(App and web page records)

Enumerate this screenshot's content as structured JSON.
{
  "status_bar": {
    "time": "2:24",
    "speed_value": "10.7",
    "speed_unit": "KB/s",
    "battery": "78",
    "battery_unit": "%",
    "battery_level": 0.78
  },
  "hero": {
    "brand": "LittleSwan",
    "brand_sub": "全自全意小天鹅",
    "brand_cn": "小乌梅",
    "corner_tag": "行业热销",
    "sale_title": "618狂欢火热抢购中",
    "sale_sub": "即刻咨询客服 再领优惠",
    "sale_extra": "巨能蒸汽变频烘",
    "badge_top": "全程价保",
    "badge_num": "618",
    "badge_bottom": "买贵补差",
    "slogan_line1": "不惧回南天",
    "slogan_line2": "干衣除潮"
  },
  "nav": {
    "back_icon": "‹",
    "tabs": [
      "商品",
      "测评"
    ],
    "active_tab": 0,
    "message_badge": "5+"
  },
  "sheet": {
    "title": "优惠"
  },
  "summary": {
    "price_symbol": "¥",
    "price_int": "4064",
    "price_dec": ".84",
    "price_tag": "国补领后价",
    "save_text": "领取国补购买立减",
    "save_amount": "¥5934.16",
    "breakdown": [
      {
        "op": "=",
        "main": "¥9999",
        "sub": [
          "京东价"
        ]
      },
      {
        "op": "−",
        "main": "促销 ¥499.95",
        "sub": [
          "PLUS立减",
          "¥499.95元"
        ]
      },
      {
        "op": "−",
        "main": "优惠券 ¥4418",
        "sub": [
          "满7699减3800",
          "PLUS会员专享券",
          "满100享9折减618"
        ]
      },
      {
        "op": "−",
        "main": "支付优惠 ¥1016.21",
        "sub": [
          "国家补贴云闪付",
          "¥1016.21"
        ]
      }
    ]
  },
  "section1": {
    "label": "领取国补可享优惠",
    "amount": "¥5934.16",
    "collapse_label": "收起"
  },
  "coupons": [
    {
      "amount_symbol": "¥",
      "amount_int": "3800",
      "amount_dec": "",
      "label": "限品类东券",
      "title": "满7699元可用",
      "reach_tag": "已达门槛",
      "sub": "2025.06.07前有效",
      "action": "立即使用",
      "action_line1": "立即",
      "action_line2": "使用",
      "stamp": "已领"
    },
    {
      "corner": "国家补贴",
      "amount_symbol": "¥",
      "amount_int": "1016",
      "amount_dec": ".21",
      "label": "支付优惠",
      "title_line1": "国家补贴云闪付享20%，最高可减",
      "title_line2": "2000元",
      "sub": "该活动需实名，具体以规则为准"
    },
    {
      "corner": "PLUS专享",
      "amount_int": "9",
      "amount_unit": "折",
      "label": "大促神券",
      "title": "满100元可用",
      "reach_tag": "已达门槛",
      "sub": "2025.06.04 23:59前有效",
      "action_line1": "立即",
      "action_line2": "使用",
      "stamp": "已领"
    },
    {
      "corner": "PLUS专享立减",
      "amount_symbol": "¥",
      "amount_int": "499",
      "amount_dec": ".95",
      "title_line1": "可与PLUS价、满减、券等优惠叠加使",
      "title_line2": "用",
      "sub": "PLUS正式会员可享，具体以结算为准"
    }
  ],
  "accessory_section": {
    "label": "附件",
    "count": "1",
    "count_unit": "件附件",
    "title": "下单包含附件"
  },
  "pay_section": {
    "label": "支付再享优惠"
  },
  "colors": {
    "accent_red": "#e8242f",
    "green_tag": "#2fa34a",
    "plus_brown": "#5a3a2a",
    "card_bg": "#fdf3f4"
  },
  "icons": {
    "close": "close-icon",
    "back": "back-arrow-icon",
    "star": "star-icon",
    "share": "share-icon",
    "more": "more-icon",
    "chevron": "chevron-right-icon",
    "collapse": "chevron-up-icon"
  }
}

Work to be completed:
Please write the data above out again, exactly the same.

Exercise output:
Enumerate this screenshot's content as structured JSON.
{
  "status_bar": {
    "time": "2:24",
    "speed_value": "10.7",
    "speed_unit": "KB/s",
    "battery": "78",
    "battery_unit": "%",
    "battery_level": 0.78
  },
  "hero": {
    "brand": "LittleSwan",
    "brand_sub": "全自全意小天鹅",
    "brand_cn": "小乌梅",
    "corner_tag": "行业热销",
    "sale_title": "618狂欢火热抢购中",
    "sale_sub": "即刻咨询客服 再领优惠",
    "sale_extra": "巨能蒸汽变频烘",
    "badge_top": "全程价保",
    "badge_num": "618",
    "badge_bottom": "买贵补差",
    "slogan_line1": "不惧回南天",
    "slogan_line2": "干衣除潮"
  },
  "nav": {
    "back_icon": "‹",
    "tabs": [
      "商品",
      "测评"
    ],
    "active_tab": 0,
    "message_badge": "5+"
  },
  "sheet": {
    "title": "优惠"
  },
  "summary": {
    "price_symbol": "¥",
    "price_int": "4064",
    "price_dec": ".84",
    "price_tag": "国补领后价",
    "save_text": "领取国补购买立减",
    "save_amount": "¥5934.16",
    "breakdown": [
      {
        "op": "=",
        "main": "¥9999",
        "sub": [
          "京东价"
        ]
      },
      {
        "op": "−",
        "main": "促销 ¥499.95",
        "sub": [
          "PLUS立减",
          "¥499.95元"
        ]
      },
      {
        "op": "−",
        "main": "优惠券 ¥4418",
        "sub": [
          "满7699减3800",
          "PLUS会员专享券",
          "满100享9折减618"
        ]
      },
      {
        "op": "−",
        "main": "支付优惠 ¥1016.21",
        "sub": [
          "国家补贴云闪付",
          "¥1016.21"
        ]
      }
    ]
  },
  "section1": {
    "label": "领取国补可享优惠",
    "amount": "¥5934.16",
    "collapse_label": "收起"
  },
  "coupons": [
    {
      "amount_symbol": "¥",
      "amount_int": "3800",
      "amount_dec": "",
      "label": "限品类东券",
      "title": "满7699元可用",
      "reach_tag": "已达门槛",
      "sub": "2025.06.07前有效",
      "action": "立即使用",
      "action_line1": "立即",
      "action_line2": "使用",
      "stamp": "已领"
    },
    {
      "corner": "国家补贴",
      "amount_symbol": "¥",
      "amount_int": "1016",
      "amount_dec": ".21",
      "label": "支付优惠",
      "title_line1": "国家补贴云闪付享20%，最高可减",
      "title_line2": "2000元",
      "sub": "该活动需实名，具体以规则为准"
    },
    {
      "corner": "PLUS专享",
      "amount_int": "9",
      "amount_unit": "折",
      "label": "大促神券",
      "title": "满100元可用",
      "reach_tag": "已达门槛",
      "sub": "2025.06.04 23:59前有效",
      "action_line1": "立即",
      "action_line2": "使用",
      "stamp": "已领"
    },
    {
      "corner": "PLUS专享立减",
      "amount_symbol": "¥",
      "amount_int": "499",
      "amount_dec": ".95",
      "title_line1": "可与PLUS价、满减、券等优惠叠加使",
      "title_line2": "用",
      "sub": "PLUS正式会员可享，具体以结算为准"
    }
  ],
  "accessory_section": {
    "label": "附件",
    "count": "1",
    "count_unit": "件附件",
    "title": "下单包含附件"
  },
  "pay_section": {
    "label": "支付再享优惠"
  },
  "colors": {
    "accent_red": "#e8242f",
    "green_tag": "#2fa34a",
    "plus_brown": "#5a3a2a",
    "card_bg": "#fdf3f4"
  },
  "icons": {
    "close": "close-icon",
    "back": "back-arrow-icon",
    "star": "star-icon",
    "share": "share-icon",
    "more": "more-icon",
    "chevron": "chevron-right-icon",
    "collapse": "chevron-up-icon"
  }
}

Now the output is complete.